SUPPLIED INFORMATION: Begin
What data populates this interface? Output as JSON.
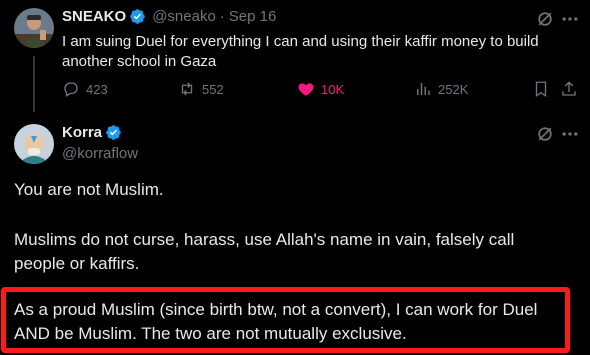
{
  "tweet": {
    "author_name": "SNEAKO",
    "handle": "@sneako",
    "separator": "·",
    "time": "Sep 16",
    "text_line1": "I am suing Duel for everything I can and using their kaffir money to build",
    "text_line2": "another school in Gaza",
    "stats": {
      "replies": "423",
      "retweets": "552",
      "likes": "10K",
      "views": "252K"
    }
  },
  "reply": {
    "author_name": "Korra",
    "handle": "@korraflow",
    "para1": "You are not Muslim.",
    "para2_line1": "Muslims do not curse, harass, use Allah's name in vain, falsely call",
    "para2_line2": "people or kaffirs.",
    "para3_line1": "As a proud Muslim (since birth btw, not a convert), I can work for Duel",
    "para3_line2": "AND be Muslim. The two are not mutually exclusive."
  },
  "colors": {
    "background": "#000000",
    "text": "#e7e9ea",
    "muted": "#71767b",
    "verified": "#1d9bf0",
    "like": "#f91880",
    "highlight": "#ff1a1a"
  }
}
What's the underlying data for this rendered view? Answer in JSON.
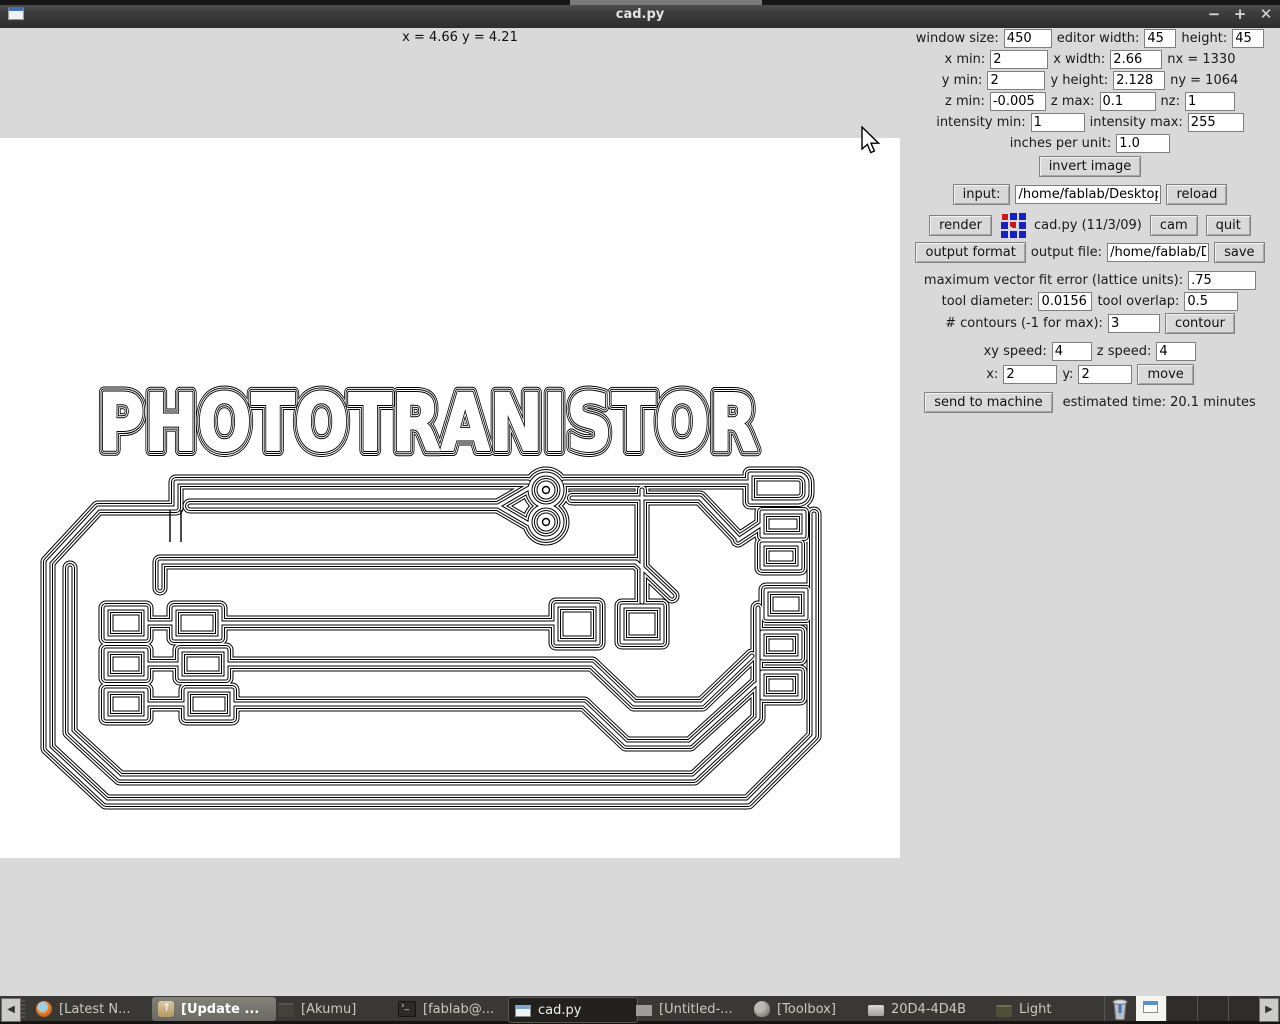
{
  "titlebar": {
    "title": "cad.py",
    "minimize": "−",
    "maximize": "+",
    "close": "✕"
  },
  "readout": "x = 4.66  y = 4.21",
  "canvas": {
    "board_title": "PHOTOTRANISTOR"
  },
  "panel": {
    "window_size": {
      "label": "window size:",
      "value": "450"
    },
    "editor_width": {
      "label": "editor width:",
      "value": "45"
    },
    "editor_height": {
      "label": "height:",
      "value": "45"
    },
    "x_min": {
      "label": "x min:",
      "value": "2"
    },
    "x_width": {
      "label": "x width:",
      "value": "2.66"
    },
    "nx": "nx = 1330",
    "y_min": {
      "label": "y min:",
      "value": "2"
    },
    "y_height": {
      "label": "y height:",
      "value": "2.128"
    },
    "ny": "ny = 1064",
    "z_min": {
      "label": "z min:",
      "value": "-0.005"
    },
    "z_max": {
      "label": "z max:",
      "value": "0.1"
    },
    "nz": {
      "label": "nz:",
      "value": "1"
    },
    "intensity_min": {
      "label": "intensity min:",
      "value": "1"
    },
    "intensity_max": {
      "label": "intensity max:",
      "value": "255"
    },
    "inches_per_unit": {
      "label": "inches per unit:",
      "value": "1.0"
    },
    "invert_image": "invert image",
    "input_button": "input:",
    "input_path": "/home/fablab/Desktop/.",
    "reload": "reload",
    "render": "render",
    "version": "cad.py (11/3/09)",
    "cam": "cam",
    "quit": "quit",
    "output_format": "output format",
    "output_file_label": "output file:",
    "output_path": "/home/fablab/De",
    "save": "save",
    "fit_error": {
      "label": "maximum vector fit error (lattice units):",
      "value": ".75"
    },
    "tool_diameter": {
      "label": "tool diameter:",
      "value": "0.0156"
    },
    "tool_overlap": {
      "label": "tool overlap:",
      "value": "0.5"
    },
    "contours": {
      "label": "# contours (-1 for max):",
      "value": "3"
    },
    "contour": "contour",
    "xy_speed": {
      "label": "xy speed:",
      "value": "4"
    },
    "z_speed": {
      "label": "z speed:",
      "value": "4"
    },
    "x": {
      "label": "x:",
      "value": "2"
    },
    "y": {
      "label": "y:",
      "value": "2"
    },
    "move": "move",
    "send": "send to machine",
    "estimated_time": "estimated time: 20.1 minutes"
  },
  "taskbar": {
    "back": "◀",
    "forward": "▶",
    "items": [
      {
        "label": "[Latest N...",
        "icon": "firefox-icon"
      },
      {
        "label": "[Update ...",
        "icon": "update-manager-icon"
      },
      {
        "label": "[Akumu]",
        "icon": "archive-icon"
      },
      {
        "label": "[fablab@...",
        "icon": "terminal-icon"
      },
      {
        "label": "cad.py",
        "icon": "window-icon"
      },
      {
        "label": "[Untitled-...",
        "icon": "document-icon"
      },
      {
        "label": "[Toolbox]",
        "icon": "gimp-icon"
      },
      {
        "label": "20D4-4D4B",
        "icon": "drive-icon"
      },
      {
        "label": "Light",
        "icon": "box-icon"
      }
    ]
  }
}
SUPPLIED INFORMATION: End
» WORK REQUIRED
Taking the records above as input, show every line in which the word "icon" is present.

» RESULT OF THIS TASK
        "icon": "firefox-icon"
        "icon": "update-manager-icon"
        "icon": "archive-icon"
        "icon": "terminal-icon"
        "icon": "window-icon"
        "icon": "document-icon"
        "icon": "gimp-icon"
        "icon": "drive-icon"
        "icon": "box-icon"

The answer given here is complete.